This article was originally published on Carbon Brief.


“The top metre of the world’s soils contains three times as much carbon as the entire atmosphere, making it a major carbon sink alongside forests and oceans.

…But human activity, in particular agriculture, can cause carbon to be released from the soil at a faster rate than it is replaced.

…The new analysis, published in Nature Sustainability, takes a look at how protecting and replenishing soils – both in agricultural and natural landscapes – could instead help to combat warming.

If finds that, if techniques to improve soil carbon were rolled out at the maximum assumed level worldwide, they could remove up to 5.5bn tonnes of CO2e a year.

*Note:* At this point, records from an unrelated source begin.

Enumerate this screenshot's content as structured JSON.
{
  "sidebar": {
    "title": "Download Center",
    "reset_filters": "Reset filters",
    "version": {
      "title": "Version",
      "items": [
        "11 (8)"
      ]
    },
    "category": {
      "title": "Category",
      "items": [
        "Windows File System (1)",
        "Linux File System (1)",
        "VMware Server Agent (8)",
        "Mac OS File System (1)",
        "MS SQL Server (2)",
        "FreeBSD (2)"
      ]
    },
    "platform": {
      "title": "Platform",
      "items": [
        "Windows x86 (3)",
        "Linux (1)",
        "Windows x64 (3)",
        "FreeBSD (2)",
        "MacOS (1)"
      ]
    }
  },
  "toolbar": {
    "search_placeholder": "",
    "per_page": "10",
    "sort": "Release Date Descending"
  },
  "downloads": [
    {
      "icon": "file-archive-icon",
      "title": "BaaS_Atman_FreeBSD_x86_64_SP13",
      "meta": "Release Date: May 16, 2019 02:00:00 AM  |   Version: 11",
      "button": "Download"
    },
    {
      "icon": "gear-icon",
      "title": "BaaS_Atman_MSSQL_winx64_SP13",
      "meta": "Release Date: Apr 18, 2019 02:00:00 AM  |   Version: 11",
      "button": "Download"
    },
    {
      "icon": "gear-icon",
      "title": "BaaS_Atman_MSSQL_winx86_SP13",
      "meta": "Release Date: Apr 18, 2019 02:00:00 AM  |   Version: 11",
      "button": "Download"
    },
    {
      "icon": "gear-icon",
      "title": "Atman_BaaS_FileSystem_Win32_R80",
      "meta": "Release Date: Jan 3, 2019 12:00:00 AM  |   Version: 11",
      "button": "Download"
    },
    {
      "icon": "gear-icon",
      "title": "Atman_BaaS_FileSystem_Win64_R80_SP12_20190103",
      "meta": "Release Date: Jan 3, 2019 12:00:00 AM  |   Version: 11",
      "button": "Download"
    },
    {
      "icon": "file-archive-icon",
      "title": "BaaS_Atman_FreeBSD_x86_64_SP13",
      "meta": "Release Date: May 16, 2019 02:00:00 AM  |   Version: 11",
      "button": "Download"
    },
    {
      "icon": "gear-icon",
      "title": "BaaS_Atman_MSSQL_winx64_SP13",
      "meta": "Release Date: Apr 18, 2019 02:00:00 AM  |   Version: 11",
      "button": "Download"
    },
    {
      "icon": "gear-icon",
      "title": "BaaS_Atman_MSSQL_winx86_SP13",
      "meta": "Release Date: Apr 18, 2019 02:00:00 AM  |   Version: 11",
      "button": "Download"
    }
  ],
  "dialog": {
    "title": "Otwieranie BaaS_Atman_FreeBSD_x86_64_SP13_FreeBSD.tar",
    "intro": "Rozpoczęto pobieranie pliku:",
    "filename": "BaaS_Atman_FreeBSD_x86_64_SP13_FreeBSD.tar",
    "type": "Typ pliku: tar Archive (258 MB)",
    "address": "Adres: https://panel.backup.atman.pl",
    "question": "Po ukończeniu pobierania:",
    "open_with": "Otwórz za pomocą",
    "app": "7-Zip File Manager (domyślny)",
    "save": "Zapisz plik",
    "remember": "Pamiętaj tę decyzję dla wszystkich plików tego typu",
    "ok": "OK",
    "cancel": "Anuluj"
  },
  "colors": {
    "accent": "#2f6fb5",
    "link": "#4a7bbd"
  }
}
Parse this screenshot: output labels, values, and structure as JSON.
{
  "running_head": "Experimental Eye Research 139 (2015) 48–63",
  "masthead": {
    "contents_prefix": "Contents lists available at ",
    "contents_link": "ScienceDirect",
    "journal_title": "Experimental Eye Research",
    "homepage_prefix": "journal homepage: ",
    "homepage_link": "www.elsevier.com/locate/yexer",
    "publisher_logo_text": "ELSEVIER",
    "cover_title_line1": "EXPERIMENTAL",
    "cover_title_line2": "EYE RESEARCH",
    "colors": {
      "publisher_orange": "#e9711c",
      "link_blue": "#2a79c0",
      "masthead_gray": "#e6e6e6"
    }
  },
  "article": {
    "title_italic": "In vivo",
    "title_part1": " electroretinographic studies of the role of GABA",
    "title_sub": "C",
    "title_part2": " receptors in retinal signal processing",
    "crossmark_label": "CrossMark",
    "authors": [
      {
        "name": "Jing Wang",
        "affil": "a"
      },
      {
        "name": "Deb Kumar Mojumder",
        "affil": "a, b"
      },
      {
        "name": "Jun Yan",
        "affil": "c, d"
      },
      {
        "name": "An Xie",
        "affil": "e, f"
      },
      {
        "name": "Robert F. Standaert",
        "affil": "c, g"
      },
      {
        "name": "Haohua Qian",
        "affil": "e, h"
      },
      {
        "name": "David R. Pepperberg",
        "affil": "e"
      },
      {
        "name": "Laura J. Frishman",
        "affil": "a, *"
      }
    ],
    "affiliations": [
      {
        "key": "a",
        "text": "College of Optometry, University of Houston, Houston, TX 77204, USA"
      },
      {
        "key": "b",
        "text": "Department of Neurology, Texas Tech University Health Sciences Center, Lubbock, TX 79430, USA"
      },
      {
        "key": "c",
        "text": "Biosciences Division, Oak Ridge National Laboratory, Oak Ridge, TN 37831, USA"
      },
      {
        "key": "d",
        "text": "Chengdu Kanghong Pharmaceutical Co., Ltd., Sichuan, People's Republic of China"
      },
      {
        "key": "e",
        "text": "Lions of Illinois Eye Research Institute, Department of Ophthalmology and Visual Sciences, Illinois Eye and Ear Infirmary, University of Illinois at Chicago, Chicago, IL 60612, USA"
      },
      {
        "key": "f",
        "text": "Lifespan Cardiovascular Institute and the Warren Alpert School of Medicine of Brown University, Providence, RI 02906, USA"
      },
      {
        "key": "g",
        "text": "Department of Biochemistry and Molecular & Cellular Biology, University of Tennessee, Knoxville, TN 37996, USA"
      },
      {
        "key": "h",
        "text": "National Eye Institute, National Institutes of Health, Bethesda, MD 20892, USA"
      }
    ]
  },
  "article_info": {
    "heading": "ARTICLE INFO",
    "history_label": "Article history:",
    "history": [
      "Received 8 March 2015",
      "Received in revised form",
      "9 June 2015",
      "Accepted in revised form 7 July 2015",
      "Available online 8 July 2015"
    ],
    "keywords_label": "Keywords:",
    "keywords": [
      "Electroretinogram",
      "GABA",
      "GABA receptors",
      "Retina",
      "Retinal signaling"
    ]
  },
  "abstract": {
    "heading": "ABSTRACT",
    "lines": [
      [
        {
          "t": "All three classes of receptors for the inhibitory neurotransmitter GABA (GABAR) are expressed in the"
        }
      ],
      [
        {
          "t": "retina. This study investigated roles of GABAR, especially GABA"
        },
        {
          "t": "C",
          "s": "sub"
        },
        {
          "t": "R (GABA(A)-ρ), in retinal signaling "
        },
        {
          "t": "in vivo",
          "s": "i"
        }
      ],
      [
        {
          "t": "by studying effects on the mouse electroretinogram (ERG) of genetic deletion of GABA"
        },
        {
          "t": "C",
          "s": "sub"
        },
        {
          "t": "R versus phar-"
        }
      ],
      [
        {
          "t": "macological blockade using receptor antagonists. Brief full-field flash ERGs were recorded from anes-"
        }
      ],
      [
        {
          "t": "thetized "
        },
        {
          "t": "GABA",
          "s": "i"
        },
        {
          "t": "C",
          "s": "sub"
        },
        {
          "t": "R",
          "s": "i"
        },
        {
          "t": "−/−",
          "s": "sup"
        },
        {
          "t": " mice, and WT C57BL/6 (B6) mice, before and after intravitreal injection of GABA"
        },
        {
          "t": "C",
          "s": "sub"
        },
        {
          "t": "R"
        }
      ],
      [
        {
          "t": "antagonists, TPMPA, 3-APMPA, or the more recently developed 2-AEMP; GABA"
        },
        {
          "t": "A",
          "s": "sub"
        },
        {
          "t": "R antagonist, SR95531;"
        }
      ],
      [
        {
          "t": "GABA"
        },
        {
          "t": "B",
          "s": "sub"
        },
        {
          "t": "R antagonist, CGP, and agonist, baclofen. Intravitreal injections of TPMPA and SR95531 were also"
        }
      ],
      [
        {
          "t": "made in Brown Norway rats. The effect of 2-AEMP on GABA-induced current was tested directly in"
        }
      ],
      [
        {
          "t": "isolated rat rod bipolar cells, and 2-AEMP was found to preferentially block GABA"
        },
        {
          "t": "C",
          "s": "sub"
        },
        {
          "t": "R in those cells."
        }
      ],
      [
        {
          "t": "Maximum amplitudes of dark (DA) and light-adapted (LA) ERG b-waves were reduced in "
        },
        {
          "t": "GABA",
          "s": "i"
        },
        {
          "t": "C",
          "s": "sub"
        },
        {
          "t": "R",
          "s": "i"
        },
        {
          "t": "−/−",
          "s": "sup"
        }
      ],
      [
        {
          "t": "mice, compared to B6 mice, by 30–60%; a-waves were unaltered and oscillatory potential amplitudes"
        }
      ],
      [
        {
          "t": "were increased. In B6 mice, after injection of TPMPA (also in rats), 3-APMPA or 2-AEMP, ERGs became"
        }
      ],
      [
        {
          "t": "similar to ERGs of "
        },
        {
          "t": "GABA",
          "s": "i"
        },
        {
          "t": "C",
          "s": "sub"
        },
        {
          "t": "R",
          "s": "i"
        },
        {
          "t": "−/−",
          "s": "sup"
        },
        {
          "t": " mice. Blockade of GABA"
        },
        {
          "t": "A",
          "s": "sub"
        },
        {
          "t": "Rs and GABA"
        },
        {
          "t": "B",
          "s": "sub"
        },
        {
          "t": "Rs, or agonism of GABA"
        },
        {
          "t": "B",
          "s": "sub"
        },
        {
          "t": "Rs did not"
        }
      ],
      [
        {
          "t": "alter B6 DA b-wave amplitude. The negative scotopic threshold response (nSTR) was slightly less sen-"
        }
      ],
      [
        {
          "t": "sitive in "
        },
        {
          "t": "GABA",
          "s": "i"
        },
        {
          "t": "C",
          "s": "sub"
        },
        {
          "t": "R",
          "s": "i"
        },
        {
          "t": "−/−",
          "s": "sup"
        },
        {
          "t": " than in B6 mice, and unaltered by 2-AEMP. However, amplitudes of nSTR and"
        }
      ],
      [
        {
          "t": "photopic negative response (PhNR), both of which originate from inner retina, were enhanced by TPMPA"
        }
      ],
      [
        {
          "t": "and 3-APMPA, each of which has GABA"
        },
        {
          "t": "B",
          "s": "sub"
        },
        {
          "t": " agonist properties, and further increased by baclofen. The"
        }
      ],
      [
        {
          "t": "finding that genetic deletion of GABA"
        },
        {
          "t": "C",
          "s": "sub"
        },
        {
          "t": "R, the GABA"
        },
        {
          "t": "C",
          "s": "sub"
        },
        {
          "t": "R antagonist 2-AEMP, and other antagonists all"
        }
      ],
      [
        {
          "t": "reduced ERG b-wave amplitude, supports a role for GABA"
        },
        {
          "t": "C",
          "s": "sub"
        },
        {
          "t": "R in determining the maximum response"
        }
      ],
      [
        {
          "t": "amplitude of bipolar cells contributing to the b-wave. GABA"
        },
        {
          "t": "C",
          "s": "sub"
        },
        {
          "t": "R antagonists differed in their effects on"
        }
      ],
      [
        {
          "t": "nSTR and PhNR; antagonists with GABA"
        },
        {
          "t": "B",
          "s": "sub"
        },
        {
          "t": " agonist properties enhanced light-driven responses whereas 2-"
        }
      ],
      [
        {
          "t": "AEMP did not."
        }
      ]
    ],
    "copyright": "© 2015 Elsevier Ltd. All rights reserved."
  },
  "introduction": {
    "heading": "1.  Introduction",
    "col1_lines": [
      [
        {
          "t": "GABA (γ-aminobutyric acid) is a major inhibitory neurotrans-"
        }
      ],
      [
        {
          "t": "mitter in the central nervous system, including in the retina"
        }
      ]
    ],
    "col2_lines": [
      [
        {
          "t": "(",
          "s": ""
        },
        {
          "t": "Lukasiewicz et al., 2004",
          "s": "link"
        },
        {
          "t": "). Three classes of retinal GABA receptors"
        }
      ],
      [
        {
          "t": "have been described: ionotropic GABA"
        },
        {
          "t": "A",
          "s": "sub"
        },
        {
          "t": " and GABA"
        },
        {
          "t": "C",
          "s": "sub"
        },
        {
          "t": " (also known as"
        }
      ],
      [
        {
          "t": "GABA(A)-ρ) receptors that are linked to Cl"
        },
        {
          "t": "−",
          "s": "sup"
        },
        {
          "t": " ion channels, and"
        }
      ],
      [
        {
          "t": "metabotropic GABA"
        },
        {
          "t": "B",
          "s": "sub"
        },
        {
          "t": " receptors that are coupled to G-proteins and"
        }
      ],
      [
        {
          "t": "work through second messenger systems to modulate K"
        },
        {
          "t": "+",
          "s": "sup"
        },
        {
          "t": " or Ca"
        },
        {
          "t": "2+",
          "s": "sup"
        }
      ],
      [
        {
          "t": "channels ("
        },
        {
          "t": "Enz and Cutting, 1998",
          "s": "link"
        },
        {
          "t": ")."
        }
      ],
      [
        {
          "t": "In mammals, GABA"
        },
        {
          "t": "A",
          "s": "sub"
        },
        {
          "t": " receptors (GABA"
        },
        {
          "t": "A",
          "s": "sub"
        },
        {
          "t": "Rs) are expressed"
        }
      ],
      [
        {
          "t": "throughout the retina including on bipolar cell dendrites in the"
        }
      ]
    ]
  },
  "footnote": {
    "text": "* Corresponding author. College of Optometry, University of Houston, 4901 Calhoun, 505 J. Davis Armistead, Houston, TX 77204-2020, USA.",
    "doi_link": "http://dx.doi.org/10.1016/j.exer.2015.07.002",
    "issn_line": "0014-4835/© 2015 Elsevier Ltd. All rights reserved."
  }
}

…For the analysis, the authors built on an earlier study which looked at the global greenhouse gas removal potential of all “natural climate solutions”. The term is used to describe a range of negative emissions techniques that aim to enhance the ability of natural ecosystems to remove CO2 from the atmosphere.

…The research finds that a quarter of all the greenhouse gas removal ability of natural climate solutions comes from soil-based techniques, such as protecting and restoring forest soils, peatlands and wetlands.

…The research shows that the largest greenhouse gas removal potential comes from protecting existing forests and reforestation. This technique could offset 1.2bn tonnes of CO2e a year, when only forest soil carbon is considered.”

Read on at: Carbon Brief